1989 Metal Blade Records :: Reviewed by rofreason on 2005-07-06

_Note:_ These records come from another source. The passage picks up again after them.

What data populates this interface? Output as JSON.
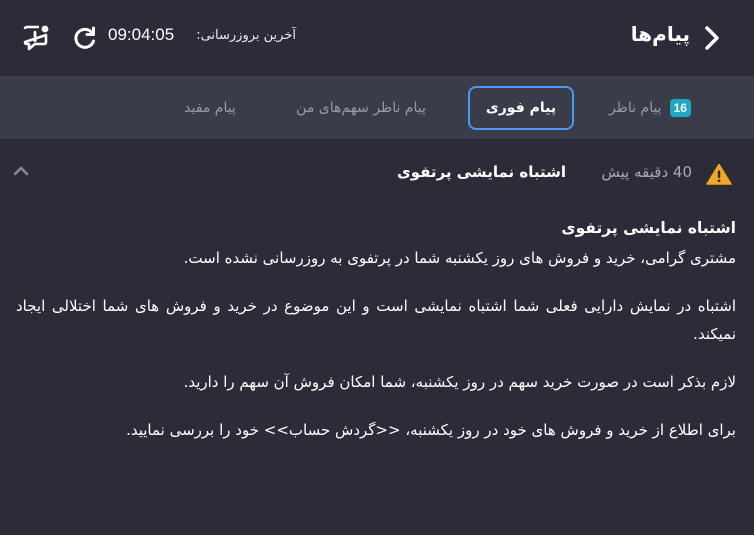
{
  "header": {
    "title": "پیام‌ها",
    "update_label": "آخرین بروزرسانی:",
    "update_time": "09:04:05"
  },
  "tabs": [
    {
      "label": "پیام ناظر",
      "badge": "16"
    },
    {
      "label": "پیام فوری"
    },
    {
      "label": "پیام ناظر سهم‌های من"
    },
    {
      "label": "پیام مفید"
    }
  ],
  "notification": {
    "time_ago": "40 دقیقه پیش",
    "title": "اشتباه نمایشی پرتفوی",
    "body_title": "اشتباه نمایشی پرتفوی",
    "paragraphs": [
      "مشتری گرامی، خرید و فروش های روز یکشنبه شما در پرتفوی به روزرسانی نشده است.",
      "اشتباه در نمایش دارایی فعلی شما اشتباه نمایشی است و این موضوع در خرید و فروش های شما اختلالی ایجاد نمیکند.",
      "لازم بذکر است در صورت خرید سهم در روز یکشنبه، شما امکان فروش آن سهم را دارید.",
      "برای اطلاع از خرید و فروش های خود در روز یکشنبه، <<گردش حساب>> خود را بررسی نمایید."
    ]
  },
  "icons": {
    "back": "chevron-right-icon",
    "refresh": "refresh-icon",
    "chat": "chat-alert-icon",
    "warning": "warning-icon",
    "collapse": "chevron-up-icon"
  },
  "colors": {
    "background": "#2b2c38",
    "tabs_bar": "#3b3c4a",
    "active_border": "#4b9af0",
    "badge": "#1fa8c4",
    "warning": "#f5a623"
  }
}
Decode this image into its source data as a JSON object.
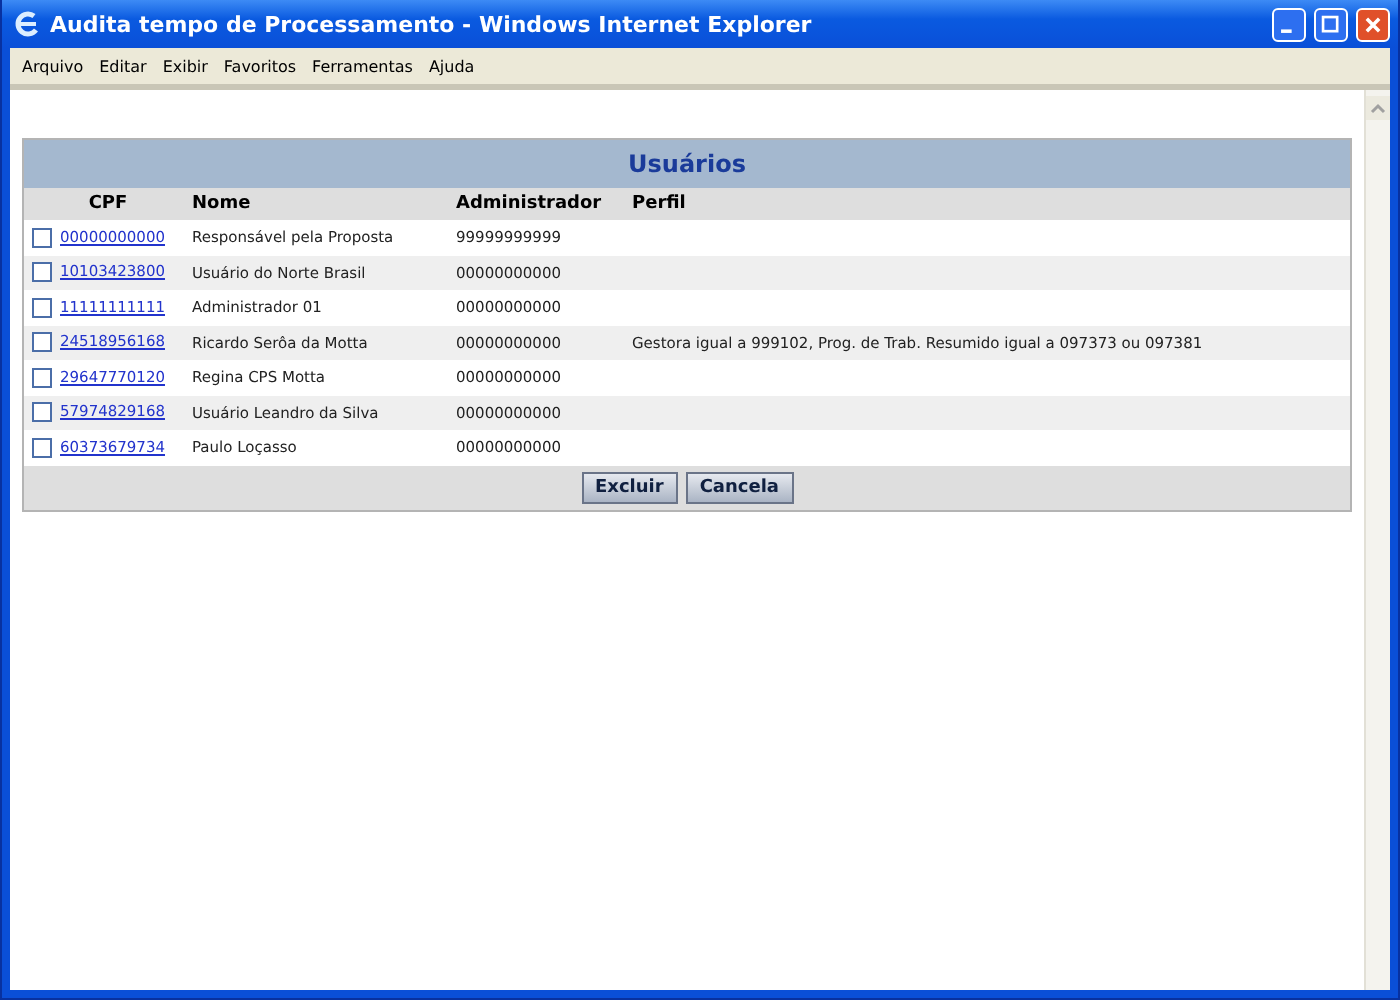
{
  "window": {
    "title": "Audita tempo de Processamento - Windows Internet Explorer"
  },
  "menu": [
    "Arquivo",
    "Editar",
    "Exibir",
    "Favoritos",
    "Ferramentas",
    "Ajuda"
  ],
  "panel": {
    "title": "Usuários",
    "columns": [
      "CPF",
      "Nome",
      "Administrador",
      "Perfil"
    ],
    "rows": [
      {
        "checked": false,
        "cpf": "00000000000",
        "nome": "Responsável pela Proposta",
        "administrador": "99999999999",
        "perfil": ""
      },
      {
        "checked": false,
        "cpf": "10103423800",
        "nome": "Usuário do Norte Brasil",
        "administrador": "00000000000",
        "perfil": ""
      },
      {
        "checked": false,
        "cpf": "11111111111",
        "nome": "Administrador 01",
        "administrador": "00000000000",
        "perfil": ""
      },
      {
        "checked": false,
        "cpf": "24518956168",
        "nome": "Ricardo Serôa da Motta",
        "administrador": "00000000000",
        "perfil": "Gestora igual a 999102, Prog. de Trab. Resumido igual a 097373 ou 097381"
      },
      {
        "checked": false,
        "cpf": "29647770120",
        "nome": "Regina CPS Motta",
        "administrador": "00000000000",
        "perfil": ""
      },
      {
        "checked": false,
        "cpf": "57974829168",
        "nome": "Usuário Leandro da Silva",
        "administrador": "00000000000",
        "perfil": ""
      },
      {
        "checked": false,
        "cpf": "60373679734",
        "nome": "Paulo Loçasso",
        "administrador": "00000000000",
        "perfil": ""
      }
    ],
    "buttons": [
      "Excluir",
      "Cancela"
    ]
  }
}
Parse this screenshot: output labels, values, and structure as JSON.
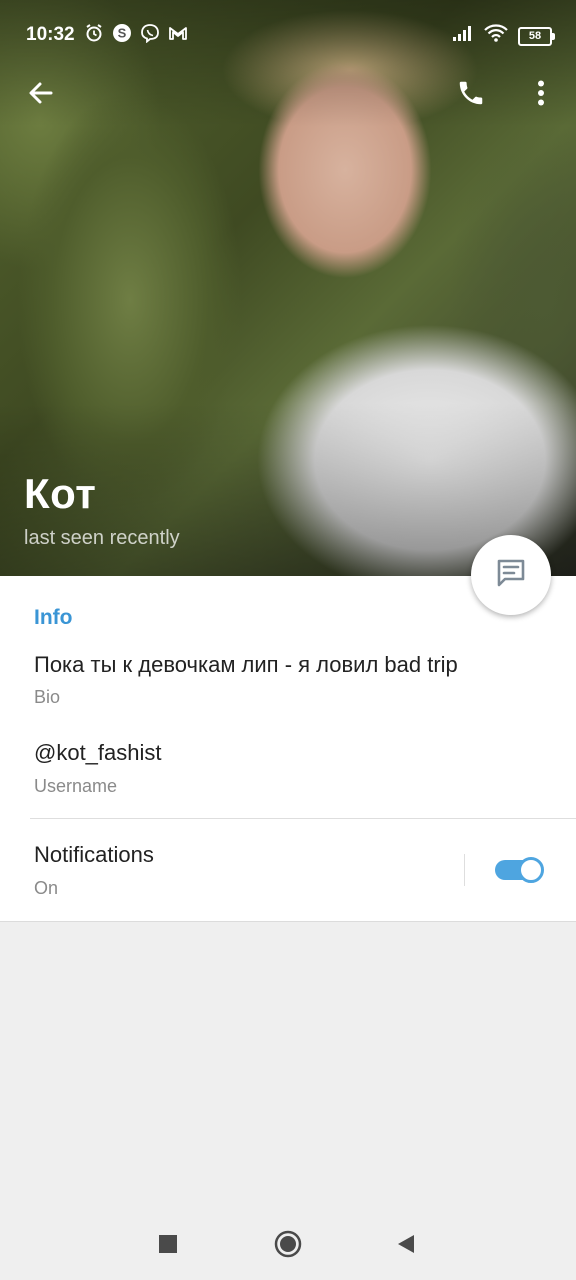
{
  "status_bar": {
    "time": "10:32",
    "battery": "58",
    "left_icons": [
      "alarm-icon",
      "skype-icon",
      "viber-icon",
      "gmail-icon"
    ],
    "right_icons": [
      "signal-icon",
      "wifi-icon",
      "battery-icon"
    ]
  },
  "profile": {
    "name": "Кот",
    "status": "last seen recently"
  },
  "actions": [
    "back-arrow-icon",
    "phone-icon",
    "more-vert-icon",
    "message-icon"
  ],
  "info": {
    "section_title": "Info",
    "bio_value": "Пока ты к девочкам лип - я ловил bad trip",
    "bio_label": "Bio",
    "username_value": "@kot_fashist",
    "username_label": "Username",
    "notifications_value": "Notifications",
    "notifications_label": "On",
    "notifications_enabled": true
  },
  "colors": {
    "accent": "#3a95d5",
    "toggle": "#4ea5e0",
    "background": "#efefef"
  },
  "nav": [
    "recent-apps-icon",
    "home-icon",
    "back-icon"
  ]
}
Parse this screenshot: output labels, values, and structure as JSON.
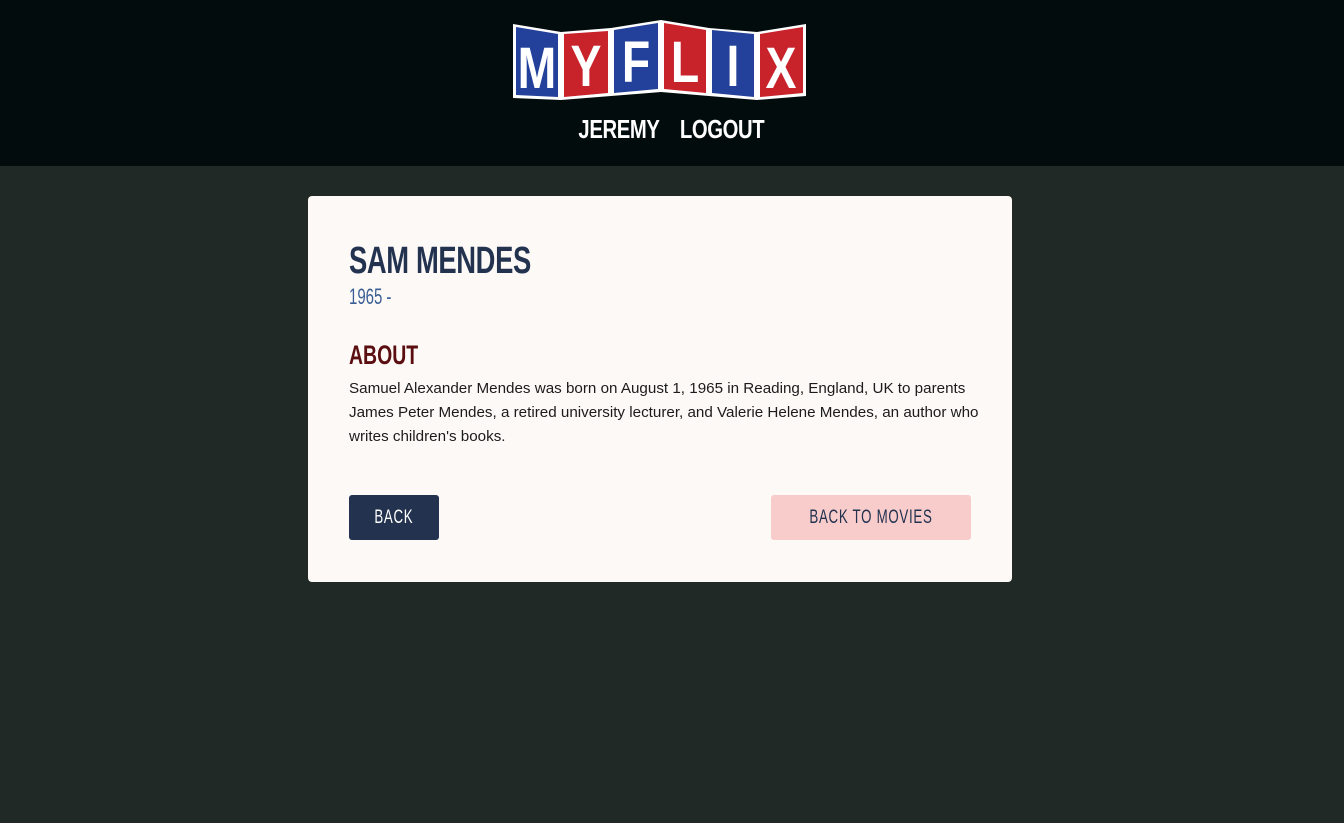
{
  "brand": {
    "logo_letters": [
      "M",
      "Y",
      "F",
      "L",
      "I",
      "X"
    ],
    "colors": {
      "blue": "#23409a",
      "red": "#c8222a",
      "white": "#ffffff"
    }
  },
  "nav": {
    "user_label": "JEREMY",
    "logout_label": "LOGOUT"
  },
  "director": {
    "name": "SAM MENDES",
    "years": "1965 -",
    "about_heading": "ABOUT",
    "bio": "Samuel Alexander Mendes was born on August 1, 1965 in Reading, England, UK to parents James Peter Mendes, a retired university lecturer, and Valerie Helene Mendes, an author who writes children's books."
  },
  "actions": {
    "back_label": "BACK",
    "back_to_movies_label": "BACK TO MOVIES"
  },
  "theme": {
    "page_bg": "#212927",
    "header_bg": "#020c0d",
    "card_bg": "#fdf9f7",
    "primary": "#22324f",
    "accent_pink": "#f8cccb",
    "heading_maroon": "#5a0e10"
  }
}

Upon cursory examination, this album just screams "sell-out", Fates Warning here attempting to break from the underground into the major leagues. Very professional packaging combined with excellent production and musicianship should have been all that was needed, but as hard as they try, FW just can't sell their souls to the masses. Gone is the Dungeons and Dragons appeal, only thing really retained being the love of screwing with time for kicks. Perfect Symmetry, which sports a really classy cover by Hugh Syme (of Rush fame), is also the first appearance of percussive powerhouse Mark Zonder. Born of the planet polyrhythm-9, Zonder has the dubious talent of making the simplest rhythms complicated. I only say dubiuos, for while I sit and listen slack-jawed, I've heard many complaints about the "busy" playing of this mastermind. Well, stick to Def Leppard if that's what you like, for this is some take no prisoners progressive metal. Upon repeated listens, the brilliance which resides here is only made more evident, but one can also begin to see why Perfect Symmetry never became as popular as say, Queensryche. Ray Alder's voice is still a little too "metal", time signatures are from hell, and Matheos just can't write anything plain! Even "ballad" Chasing Time has some interesting things going on here. First collaboration with members of Dream Theater, as Kevin Moore throws some keys into epic track At Fates Hands (a masterpiece!). Unfortunate that these guys had to comtinue to live in obscurity (although idolized and revered in small circles), but for those who feel that Dream Theater is a little "light", we always have Fates Warning. Final track Nothing Left to Say was featured on the Freddy's Dead Soundtrack, funny since the song plays for about 2 seconds in the film!